Dr. Hendry's interest in Old South Baton Rouge began about 25 years ago, and shortly after she was introduced to McKinley High School.
Downtown Baton Rouge Capitol Park Museum hosts a Lunchtime Lagniappe, which is an ongoing series of brown bag talks during lunch hour.
The event is free and open to the public, while the museum presents something educational to attendees. During Lunchtime Lagniappe on March 13, co-author of Old South Baton Rouge: The Roots of Hope, Dr. Petra Munro Hendry, spoke about the research and planning of the book. Carolyn Ware is the other author.
Dr. Hendry's interest in Old South Baton Rouge began about 25 years ago, and shortly after she was introduced to McKinley High School. McKinley was the first publicly funded public school for blacks in the deep south. Prior to that, they were all private.
Old South Baton Rouge: The Roots of Hope is based off 250 world history interviews conducted by the high schoolers. The students met with individuals for interviews for about an eight-week period and did all of the transcribing, as well.
"This book took years of creating relationships and doing research in Old South Baton Rouge," Dr. Hendry said. "The first year, we looked at the history of McKinley. The second year, we looked at the history of businesses in Old South. The third year, it was the history of the churches. Fourth year focused a lot on the history of the bus boycott in 1953. Then, the fifth year, we focused on social clubs and organizations and their history in that area."
In regards to McKinley, it is now a community center with a museum on the first floor, which Dr. Hendry recommends everyone visit at some point. The first principal of McKinley was James Monroe Frazier, who was an educational pioneer and established schools for African Americans in the community.
Schools that Frazier helped create include Perkins St. School, Reddy St. School, and Hickory St. School. All of these were created between 1909 and 1917.
"Old South Baton Rouge boundary at the South is where LSU is located, then goes to the North boundary, which is where Government Street is," Dr. Hendry said. "A unique thing about it is that it was called Bottoms, because it is the lowest lying land and was historically seen as unusable due to floods."

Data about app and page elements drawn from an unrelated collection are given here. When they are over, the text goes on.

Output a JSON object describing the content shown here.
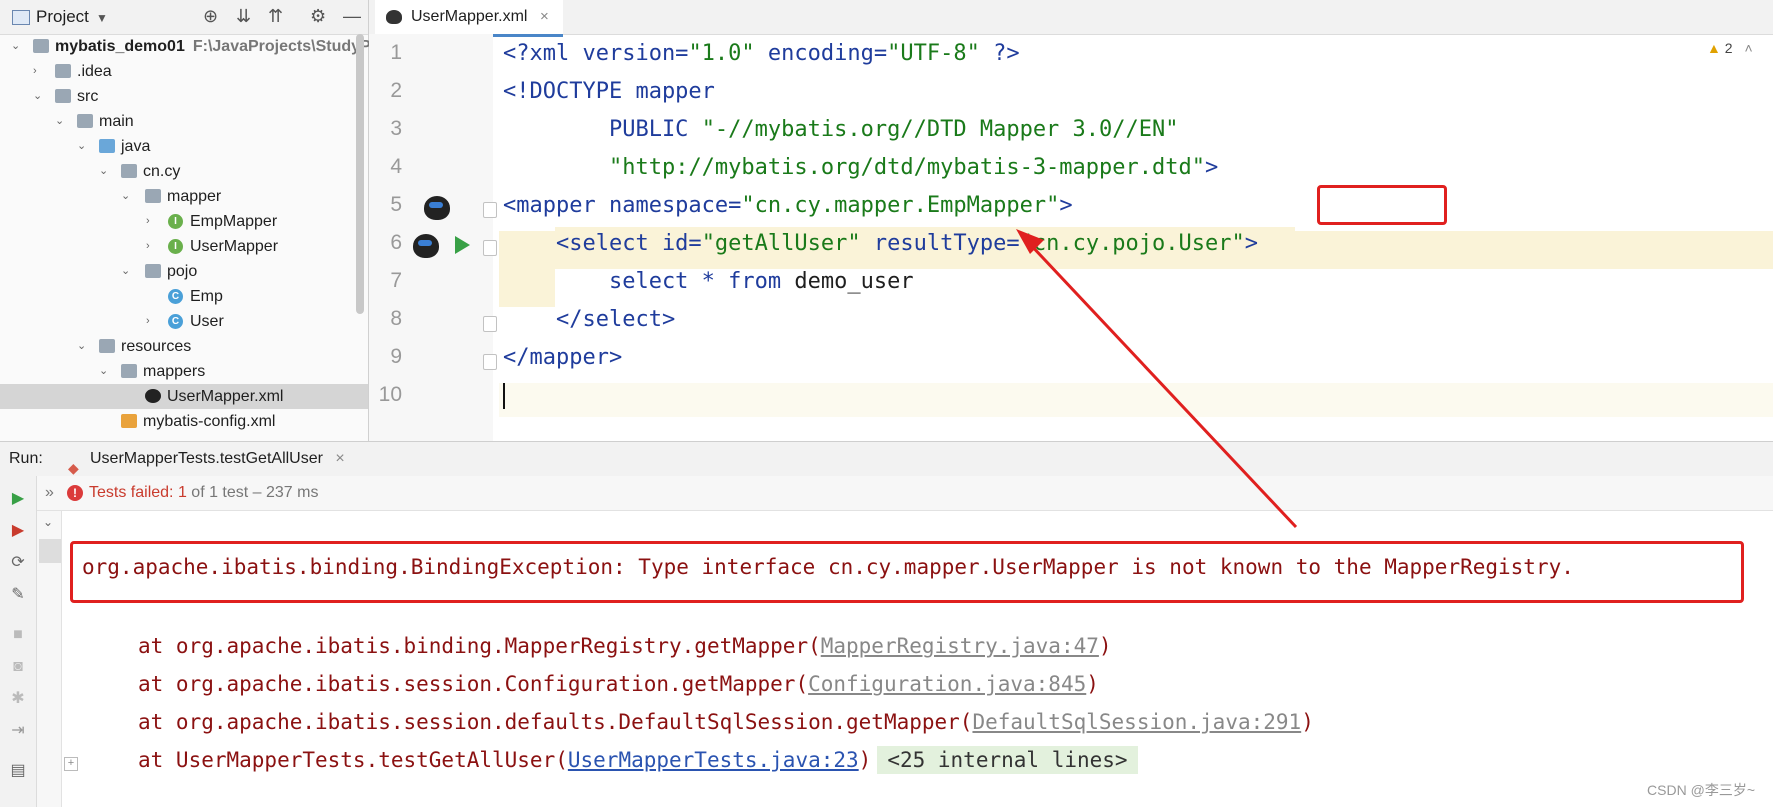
{
  "project_panel": {
    "title": "Project",
    "tree": [
      {
        "label": "mybatis_demo01",
        "path": "F:\\JavaProjects\\StudyPro",
        "depth": 0,
        "expanded": true,
        "icon": "module-folder-icon"
      },
      {
        "label": ".idea",
        "depth": 1,
        "expanded": false,
        "icon": "folder-icon"
      },
      {
        "label": "src",
        "depth": 1,
        "expanded": true,
        "icon": "folder-icon"
      },
      {
        "label": "main",
        "depth": 2,
        "expanded": true,
        "icon": "folder-icon"
      },
      {
        "label": "java",
        "depth": 3,
        "expanded": true,
        "icon": "source-folder-icon"
      },
      {
        "label": "cn.cy",
        "depth": 4,
        "expanded": true,
        "icon": "package-icon"
      },
      {
        "label": "mapper",
        "depth": 5,
        "expanded": true,
        "icon": "package-icon"
      },
      {
        "label": "EmpMapper",
        "depth": 6,
        "expanded": false,
        "icon": "interface-icon"
      },
      {
        "label": "UserMapper",
        "depth": 6,
        "expanded": false,
        "icon": "interface-icon"
      },
      {
        "label": "pojo",
        "depth": 5,
        "expanded": true,
        "icon": "package-icon"
      },
      {
        "label": "Emp",
        "depth": 6,
        "icon": "class-icon"
      },
      {
        "label": "User",
        "depth": 6,
        "expanded": false,
        "icon": "class-icon"
      },
      {
        "label": "resources",
        "depth": 3,
        "expanded": true,
        "icon": "resources-folder-icon"
      },
      {
        "label": "mappers",
        "depth": 4,
        "expanded": true,
        "icon": "folder-icon"
      },
      {
        "label": "UserMapper.xml",
        "depth": 5,
        "icon": "mybatis-xml-icon",
        "selected": true
      },
      {
        "label": "mybatis-config.xml",
        "depth": 4,
        "icon": "xml-file-icon"
      }
    ]
  },
  "editor": {
    "tab_label": "UserMapper.xml",
    "tab_close": "×",
    "warnings": "2",
    "line_numbers": [
      "1",
      "2",
      "3",
      "4",
      "5",
      "6",
      "7",
      "8",
      "9",
      "10"
    ],
    "lines": {
      "l1": {
        "a": "<?xml version=",
        "b": "\"1.0\"",
        "c": " encoding=",
        "d": "\"UTF-8\"",
        "e": " ?>"
      },
      "l2": {
        "a": "<!DOCTYPE mapper"
      },
      "l3": {
        "a": "        PUBLIC ",
        "b": "\"-//mybatis.org//DTD Mapper 3.0//EN\""
      },
      "l4": {
        "a": "        ",
        "b": "\"http://mybatis.org/dtd/mybatis-3-mapper.dtd\"",
        "c": ">"
      },
      "l5": {
        "a": "<mapper namespace=",
        "b": "\"cn.cy.mapper.",
        "c": "EmpMapper",
        "d": "\"",
        "e": ">"
      },
      "l6": {
        "a": "    <select id=",
        "b": "\"getAllUser\"",
        "c": " resultType=",
        "d": "\"cn.cy.pojo.User\"",
        "e": ">"
      },
      "l7": {
        "a": "        select * from ",
        "b": "demo_user"
      },
      "l8": {
        "a": "    </select>"
      },
      "l9": {
        "a": "</mapper>"
      },
      "l10": {
        "a": ""
      }
    }
  },
  "run_panel": {
    "label": "Run:",
    "tab_label": "UserMapperTests.testGetAllUser",
    "tab_close": "×",
    "status_prefix": "Tests failed: ",
    "status_count": "1",
    "status_suffix": " of 1 test – 237 ms",
    "error_message": "org.apache.ibatis.binding.BindingException: Type interface cn.cy.mapper.UserMapper is not known to the MapperRegistry.",
    "stack": [
      {
        "prefix": "at org.apache.ibatis.binding.MapperRegistry.getMapper(",
        "link": "MapperRegistry.java:47",
        "suffix": ")"
      },
      {
        "prefix": "at org.apache.ibatis.session.Configuration.getMapper(",
        "link": "Configuration.java:845",
        "suffix": ")"
      },
      {
        "prefix": "at org.apache.ibatis.session.defaults.DefaultSqlSession.getMapper(",
        "link": "DefaultSqlSession.java:291",
        "suffix": ")"
      },
      {
        "prefix": "at UserMapperTests.testGetAllUser(",
        "link": "UserMapperTests.java:23",
        "suffix": ")",
        "internal": "<25 internal lines>"
      }
    ]
  },
  "watermark": "CSDN @李三岁~",
  "colors": {
    "annotation_red": "#e0201f",
    "error_text": "#8b1111",
    "xml_tag": "#1f3c9c",
    "xml_string": "#1a7a1a",
    "highlight": "#faf3d8"
  }
}
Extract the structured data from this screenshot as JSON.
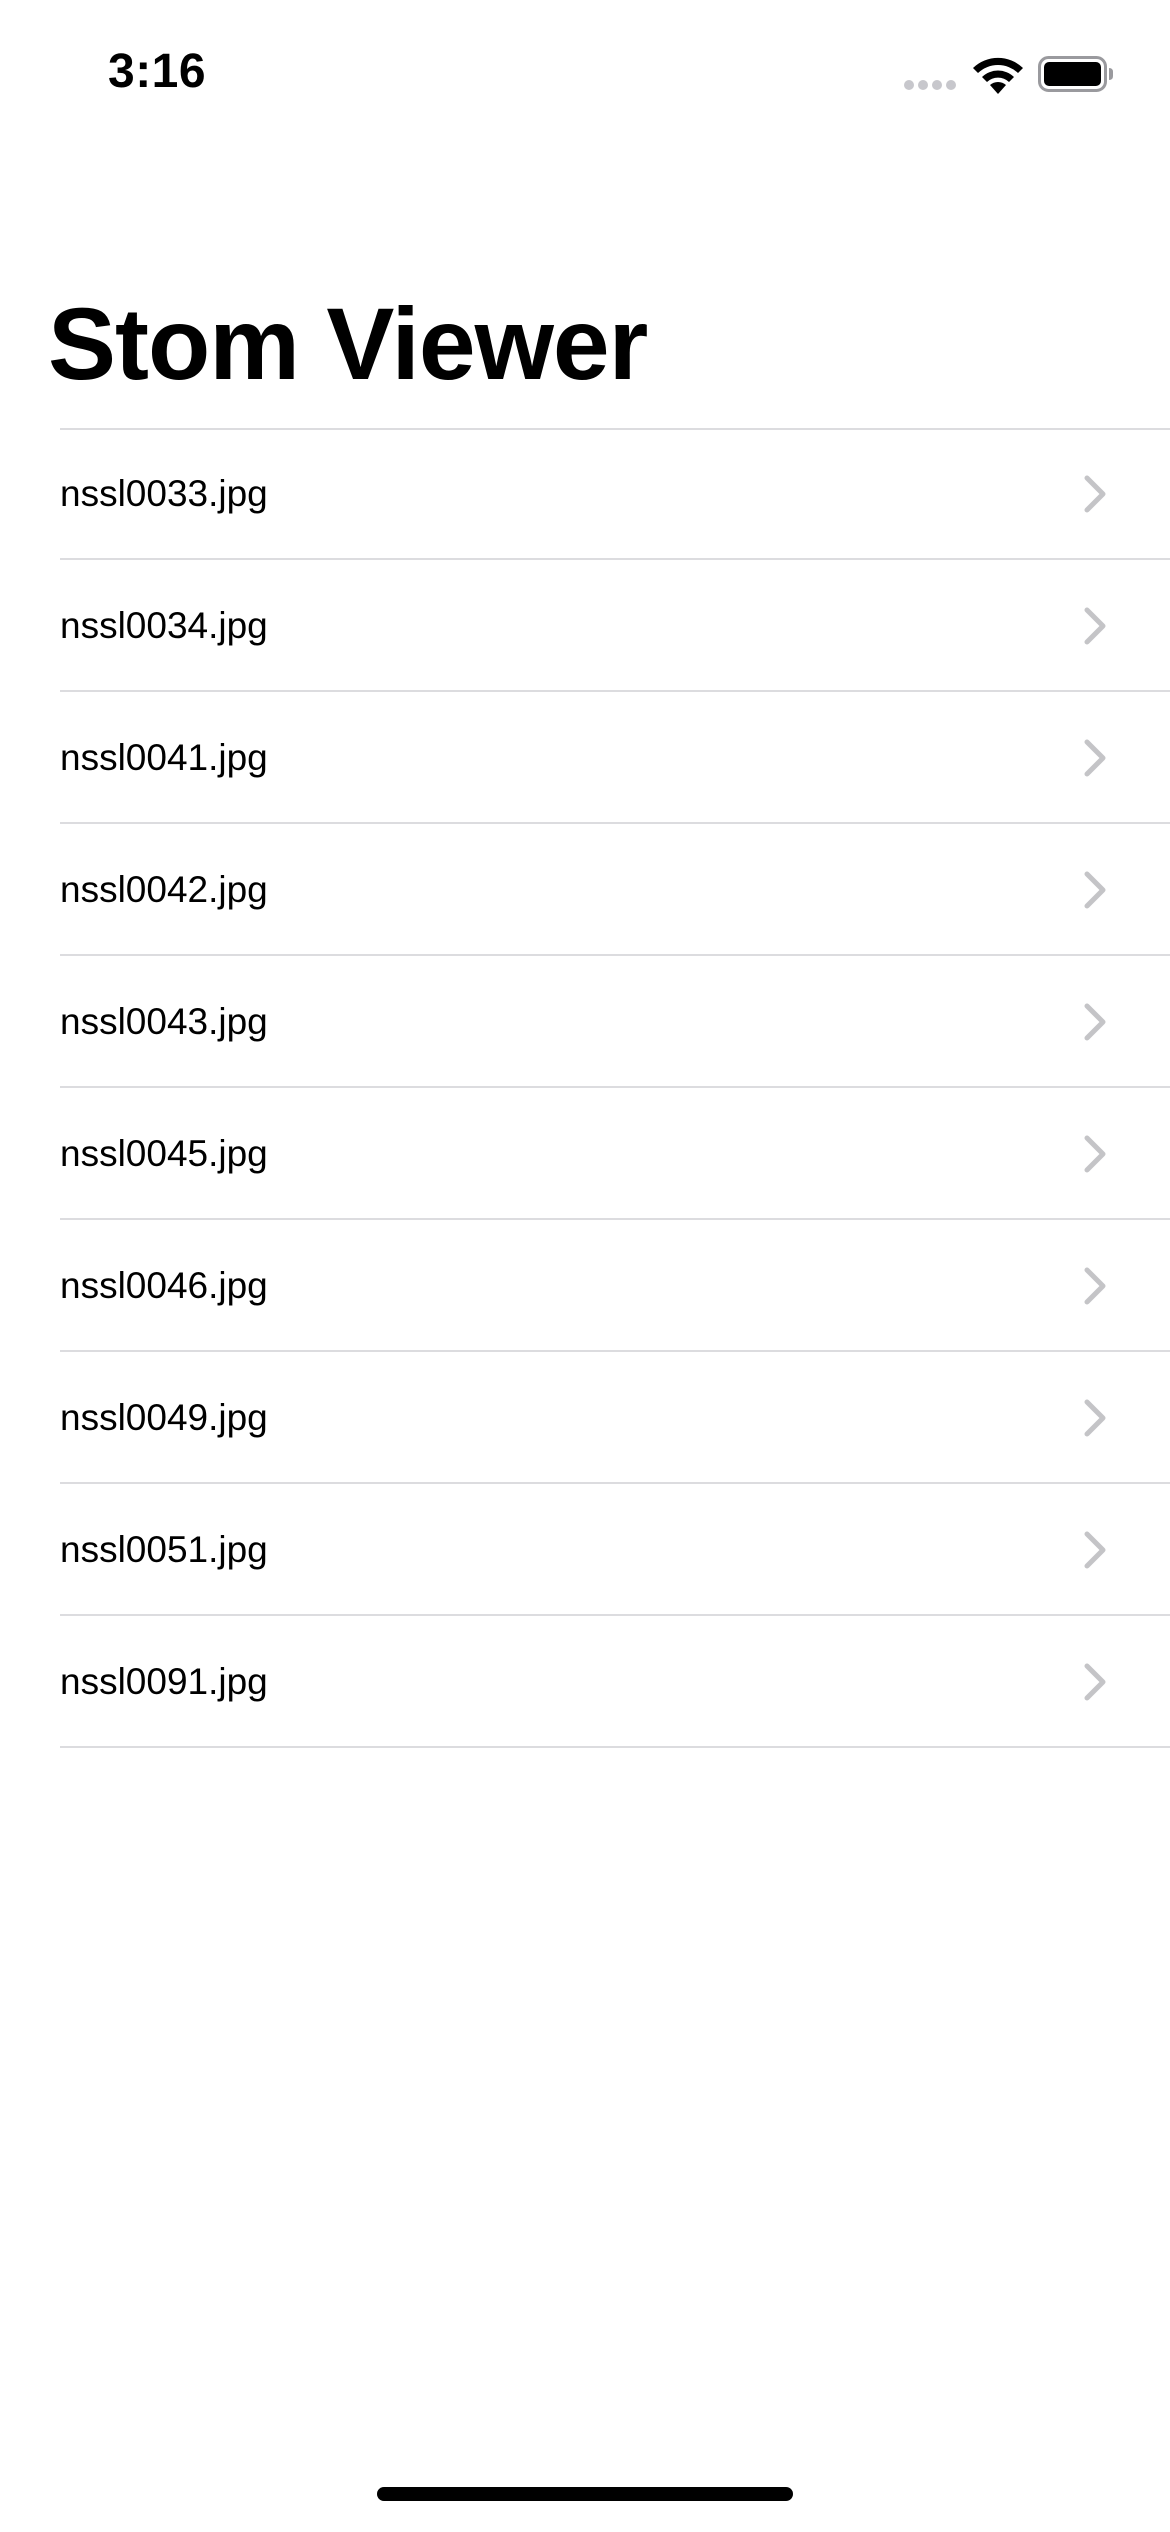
{
  "status_bar": {
    "time": "3:16",
    "signal_icon": "cellular-signal-icon",
    "wifi_icon": "wifi-icon",
    "battery_icon": "battery-icon"
  },
  "navigation": {
    "title": "Stom Viewer"
  },
  "list": {
    "items": [
      {
        "label": "nssl0033.jpg",
        "icon": "chevron-right-icon"
      },
      {
        "label": "nssl0034.jpg",
        "icon": "chevron-right-icon"
      },
      {
        "label": "nssl0041.jpg",
        "icon": "chevron-right-icon"
      },
      {
        "label": "nssl0042.jpg",
        "icon": "chevron-right-icon"
      },
      {
        "label": "nssl0043.jpg",
        "icon": "chevron-right-icon"
      },
      {
        "label": "nssl0045.jpg",
        "icon": "chevron-right-icon"
      },
      {
        "label": "nssl0046.jpg",
        "icon": "chevron-right-icon"
      },
      {
        "label": "nssl0049.jpg",
        "icon": "chevron-right-icon"
      },
      {
        "label": "nssl0051.jpg",
        "icon": "chevron-right-icon"
      },
      {
        "label": "nssl0091.jpg",
        "icon": "chevron-right-icon"
      }
    ]
  },
  "colors": {
    "background": "#ffffff",
    "text": "#000000",
    "separator": "#dcdcdf",
    "chevron": "#c4c4c7"
  }
}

Mayor Robert E. Hart, at the time, decided to buy the Magnolia Mound plantation. The Magnolia Mound was Old South Baton Rouge until the Civil War time, when ex-slaves began to migrate and settle on the levee areas. Dr. Hendry states that Mayor Robert began to separate plots of land on the Plantation for developers to purchase and build on. A man named Swart built the first suburb near S. Boulevard.
Originally, Old South Baton Rouge was a 2.25 square mile area.
Follow Darian on Twitter @dariangshark.